So if you want to be a sound thinker, a wise Cemetery leader, capable of building for your community a Burial Estate that will satisfy a dis¬criminating buying public, don't think of the annual dues and cost of attending the conventions, but count the few dollars as the best investment you can possibly make. Study will help you, provided you are willing to work to make it work - an adding machine has no value unless you work the right keys.

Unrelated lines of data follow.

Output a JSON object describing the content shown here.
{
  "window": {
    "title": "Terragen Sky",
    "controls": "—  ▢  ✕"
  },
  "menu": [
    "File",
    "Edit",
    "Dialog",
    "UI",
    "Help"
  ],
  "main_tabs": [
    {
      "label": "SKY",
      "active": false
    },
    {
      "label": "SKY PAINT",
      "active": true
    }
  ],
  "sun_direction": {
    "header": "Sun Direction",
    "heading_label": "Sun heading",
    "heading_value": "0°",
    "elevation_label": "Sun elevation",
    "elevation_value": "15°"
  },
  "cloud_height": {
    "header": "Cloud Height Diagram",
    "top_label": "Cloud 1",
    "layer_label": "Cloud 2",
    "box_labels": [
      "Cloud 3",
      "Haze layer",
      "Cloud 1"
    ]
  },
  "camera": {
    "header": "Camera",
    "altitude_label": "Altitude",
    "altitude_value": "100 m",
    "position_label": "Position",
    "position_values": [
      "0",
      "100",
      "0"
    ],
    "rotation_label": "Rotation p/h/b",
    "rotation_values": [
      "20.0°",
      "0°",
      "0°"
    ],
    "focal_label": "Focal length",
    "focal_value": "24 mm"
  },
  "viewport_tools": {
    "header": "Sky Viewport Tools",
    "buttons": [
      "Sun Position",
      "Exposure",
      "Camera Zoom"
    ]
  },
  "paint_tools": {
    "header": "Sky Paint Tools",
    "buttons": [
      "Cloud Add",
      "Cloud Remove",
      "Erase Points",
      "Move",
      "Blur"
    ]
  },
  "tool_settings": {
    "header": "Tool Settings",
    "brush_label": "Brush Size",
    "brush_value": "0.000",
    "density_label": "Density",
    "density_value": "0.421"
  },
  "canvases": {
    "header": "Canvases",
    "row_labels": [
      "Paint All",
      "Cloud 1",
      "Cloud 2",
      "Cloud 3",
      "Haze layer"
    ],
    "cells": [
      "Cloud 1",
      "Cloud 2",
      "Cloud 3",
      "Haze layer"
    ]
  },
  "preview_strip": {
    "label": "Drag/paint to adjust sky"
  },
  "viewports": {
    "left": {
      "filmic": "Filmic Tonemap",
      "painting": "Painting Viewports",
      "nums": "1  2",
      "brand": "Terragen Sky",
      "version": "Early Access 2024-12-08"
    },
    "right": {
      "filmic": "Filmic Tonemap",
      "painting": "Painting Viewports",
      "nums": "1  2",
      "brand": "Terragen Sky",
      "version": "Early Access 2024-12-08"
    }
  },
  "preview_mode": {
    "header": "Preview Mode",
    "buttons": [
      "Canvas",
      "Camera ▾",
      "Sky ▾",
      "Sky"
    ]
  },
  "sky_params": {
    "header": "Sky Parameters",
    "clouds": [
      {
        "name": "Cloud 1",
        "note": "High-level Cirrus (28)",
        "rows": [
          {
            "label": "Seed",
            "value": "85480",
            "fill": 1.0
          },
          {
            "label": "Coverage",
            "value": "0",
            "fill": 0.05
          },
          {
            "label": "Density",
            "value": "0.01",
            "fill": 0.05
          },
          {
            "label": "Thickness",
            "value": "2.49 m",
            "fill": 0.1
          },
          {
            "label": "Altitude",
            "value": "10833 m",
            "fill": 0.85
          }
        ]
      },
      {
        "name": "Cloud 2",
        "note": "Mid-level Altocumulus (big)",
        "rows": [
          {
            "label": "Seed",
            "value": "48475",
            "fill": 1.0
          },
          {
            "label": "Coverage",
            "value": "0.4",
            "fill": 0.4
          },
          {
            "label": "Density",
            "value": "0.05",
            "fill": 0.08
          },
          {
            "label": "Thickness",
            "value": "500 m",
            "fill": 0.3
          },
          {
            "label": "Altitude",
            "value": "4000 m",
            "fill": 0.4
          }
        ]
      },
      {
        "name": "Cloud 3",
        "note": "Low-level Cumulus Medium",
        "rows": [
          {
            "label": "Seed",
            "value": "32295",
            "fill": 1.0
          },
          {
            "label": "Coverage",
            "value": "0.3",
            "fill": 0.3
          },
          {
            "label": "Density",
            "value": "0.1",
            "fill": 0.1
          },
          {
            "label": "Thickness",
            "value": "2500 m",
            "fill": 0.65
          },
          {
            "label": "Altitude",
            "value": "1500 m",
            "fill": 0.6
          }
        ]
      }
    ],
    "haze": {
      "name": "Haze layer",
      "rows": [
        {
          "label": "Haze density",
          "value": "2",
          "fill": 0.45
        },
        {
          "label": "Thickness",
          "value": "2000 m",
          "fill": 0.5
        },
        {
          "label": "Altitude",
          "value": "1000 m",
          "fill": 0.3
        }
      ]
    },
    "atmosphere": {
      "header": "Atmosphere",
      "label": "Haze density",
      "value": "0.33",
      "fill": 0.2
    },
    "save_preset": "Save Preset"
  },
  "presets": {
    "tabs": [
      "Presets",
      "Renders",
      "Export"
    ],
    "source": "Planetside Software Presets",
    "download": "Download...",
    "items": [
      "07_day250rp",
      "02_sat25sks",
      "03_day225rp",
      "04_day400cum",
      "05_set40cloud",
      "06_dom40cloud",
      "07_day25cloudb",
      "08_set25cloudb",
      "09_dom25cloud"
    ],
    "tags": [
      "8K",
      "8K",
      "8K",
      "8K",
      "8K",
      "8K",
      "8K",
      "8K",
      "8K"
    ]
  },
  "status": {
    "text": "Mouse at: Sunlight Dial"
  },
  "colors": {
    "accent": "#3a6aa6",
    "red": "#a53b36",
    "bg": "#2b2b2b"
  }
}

Let's be honest with ourselves. It is not the fault of the public or the Association that some of the poorly managed Memorial Parks have failed to make good - the fault is with those of us who have not kept faith with the public, and worked hand-in-hand with the new ideas created by the progressive and successful Memorial Parks. When cooperation is lacking, the individual and institution must suffer. Our enthusiastic Secretary has been telling us over and over again for five years how we can get ahead by using the National Association. In fact, he has been about as persistent as Mr. Brisbane who has not been able to write a column since 1934 without telling Uncle Sam to get busy building airplanes if he expects to hold his important place in World Affairs.
The ACOA meets more of the progressive problems which Cemetery builders’ need, and gives its members more for their money, than any other business organization with which I have ever been connected.
"If one element in business can do a thing better than another, per¬form a service of equal or greater worth to the people, at a lower cost, then that is the element that is going to prevail". - Printer's Ink.
It was our National Organization that brought the New Idea Me¬morial Parks into existence, and continued Progress will keep this Progres¬sive Idea growing in Beauty and Popularity every year.
The pooling of knowledge is the surest step forward to Progress. The problem that worries you most today may have been solved by a fellow member yesterday. If experience is a very expensive teacher why not take advantage of “the other fellow's experience?" at less cost by getting busy working with and for the National Association, you will be happier and more successful.
Cooperation is not a sentiment - It is an Economic Necessity. Improve your knowledge and your Cemetery will improve.
Your Committee is hopeful this discussion has developed some ideas which you can enlarge to your benefit.
From the publication:
“1940-1941 Cemetery Handbook & Buyers’ Guide”
ACOA 11th Annual Convention & Exposition
Hotel Statler, Buffalo, New York
September 8-11, 1940